Fri Jul 3 00:34:21 EDT 2009

On Jul 2, 9:08 pm, Paul Rubin <http://phr...@NOSPAM.invalid> wrote:
> Brad <schi... at gmail.com> writes:
> > On Jul 2, 8:14 pm, Paul Rubin <http://phr...@NOSPAM.invalid> wrote:
> > > schickb <schi... at gmail.com> writes:
> > > > def split(seq, func=None):
> > > >     if func is None:
> > > >         func = bool
> > > >     t, f = [], []
> > > >     for item in seq:
> > > >         if func(item):
> > > >             t.append(item)
> > > >         else:
> > > >             f.append(item)
> > > >     return (t, f)
>
> > > untested:
>
> > >    def split(seq, func=bool):
> > >       xs = zip(seq, itertools.imap(func, seq))
> > >       t = list(x for (x,y) in xs if y)
> > >       f = list(x for (x,y) in xs if not y)
> > >       return (t, f)
>
> > In my testing that is 3.5x slower than the original solution (and less
> > clear imo). I fixed my version to take a bool default. Either way, I'm
> > not really looking for additional ways to do this in Python unless
> > I've totally missed something. What I am considering is writing it in
> > C, much like filter.
>
> I'm a little skeptical that the C version will help much, if it's
> evaluating a python function at every list element.

Perhaps true, but it would be a nice convenience (for me) as a built-
in written in either Python or C. Although the default case of a bool
function would surely be faster.
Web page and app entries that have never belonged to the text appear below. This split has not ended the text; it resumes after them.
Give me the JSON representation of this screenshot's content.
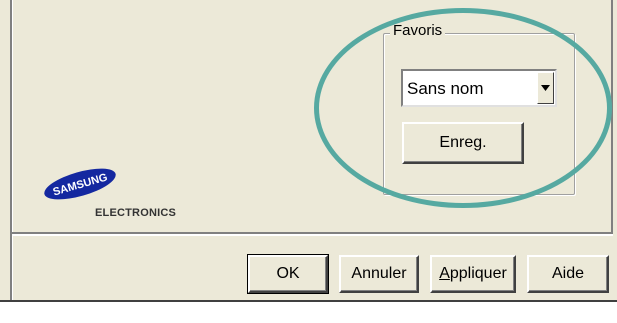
{
  "favorites": {
    "group_label": "Favoris",
    "selected_value": "Sans nom",
    "save_label": "Enreg."
  },
  "logo": {
    "brand": "SAMSUNG",
    "sub": "ELECTRONICS"
  },
  "buttons": {
    "ok": "OK",
    "cancel": "Annuler",
    "apply_first": "A",
    "apply_rest": "ppliquer",
    "help": "Aide"
  },
  "colors": {
    "dialog_bg": "#ece9d8",
    "highlight_ring": "#56a9a1",
    "logo_blue": "#1428a0"
  },
  "icons": {
    "dropdown": "chevron-down-icon"
  }
}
> Here's a variant of your version:
>
>  def split(seq, func=bool):
>      t, f = [], []
>      ta, fa = t.append, f.append
>      for item in seq:
>          (ta if func(item) else fa)(item)
>      return (t, f)
>
> This avoids some dict lookups and copying.  I wonder if that helps
> significantly.
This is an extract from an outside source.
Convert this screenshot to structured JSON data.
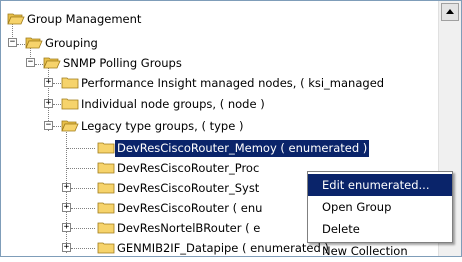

Faster, but in tests of a few short sequences only 1% so.